|BlackArmor backup software for Windows PC's|
Time Machine support for Mac computers
Backup to/from USB/USM disks with programmable OneTouch button
NAS-to-NAS backup with incremental or full backup
Support of 3rd-party backup software
|Advanced Power Management Features|
|USB UPS Support, Sleep Timers||Yes||Automatic standby mode; scheduled On/Off; Wake on LAN||Wake on LAN||Disk spin-down|
Smart system cooling fan
Power on/off schedule
|Raw Disk Space / Usable Disk Space|
|4, 8, 12, 16 TB RAW/RAID-0 Space|
75% of RAW Space in RAID-5
50% of RAW Space in RAID-6 or RAID-10
|30 TB (expandable up to 90 TB with optional expansion modules)||10 TB or 20 TB RAW/ 6 TB/8 TB or 12 TB/16 TB Usable Disk Space||Up to 56 TB|
(4-bay and can support up to 2x5-bay expansion)
4 TB (4 x 1 TB)
8 TB (4 x 2 TB)
12 TB (4 x 3 TB)
16 TB (4 x 4 TB)
|Management Utilities / Local Programs / Remote Access Tools|
|Video Manager: Buffalo Surveillance Video Manager helps manage and store camera feeds, enabling playback of live and stored video with support for any RTSP IP-based video camera (Windows and Mac support).|

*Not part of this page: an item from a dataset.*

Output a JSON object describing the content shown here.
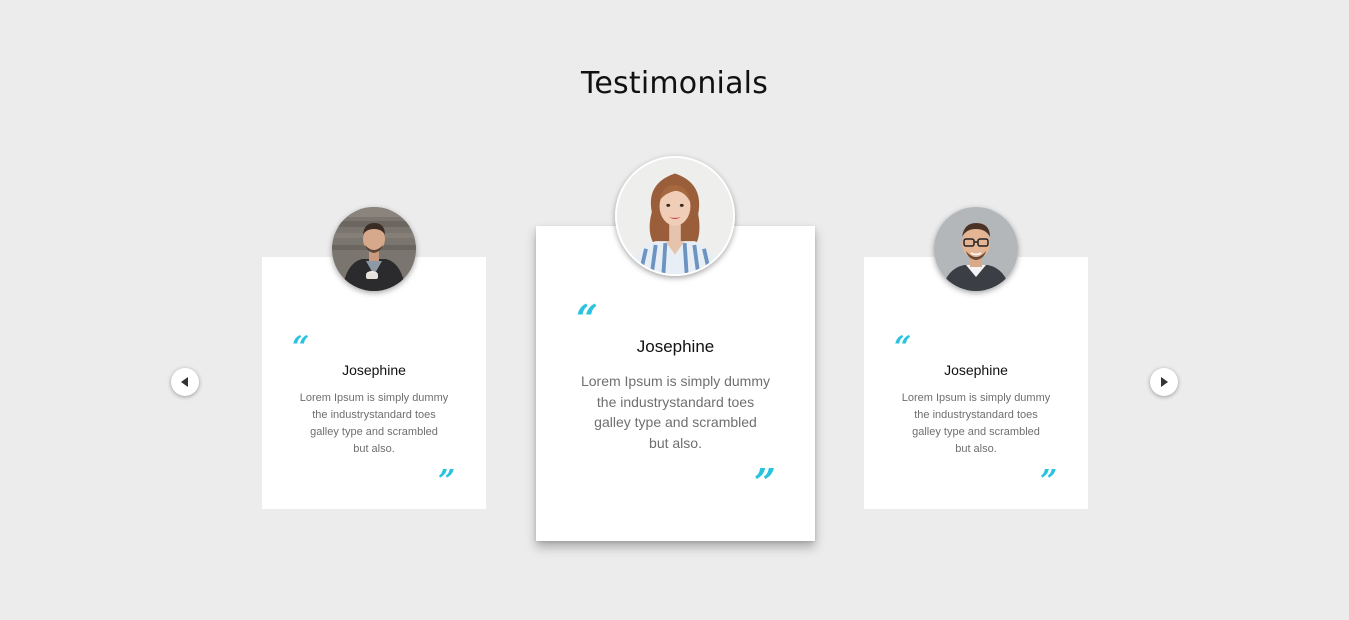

Remote Access: offers multiple ways to remotely access and share data. WebAccess and FTP/SFTP servers allow for secure access (even remote and mobile) and file sharing outside the local network.
|N/A||Management Utility: LaCie Network Assistant|
Remote Access: MyNAS, Wuala
|ReadyCLOUD||Dashboard and browser-based management UI|
Seagate Global Access for Windows, Mac, Tablets, smartphone (iOS and Android)
Device health status
|RAID Levels Supported|
|Synology Hybrid RAID (SHR1 & SHR2)|
|UPnP Capable / Printer Server / Media Server|
USB Print Server
Photo browser and audio streaming through web interface iTunes (DAAP) server
Apple iTunes server
DHCP or static IP address assignment
NTP server synchronization
IEEE 802.3ad LACP support for load balancing and failover
|Support and Warranty|
|3 year warranty||12 months standard extendable up to 60 months||3 year limited warranty, advanced warranties available for purchase||Chassis: 5 year warrancy|
On Call 24x7: 1/3/5 yr available
|3 year limited warranty|
- Network Attached Storage (NAS): Introduction and Buyer's Guide
- Network Attached Storage: 5 Solutions Compared
- Enterprise Storage: New Technologies and the Future of HDDs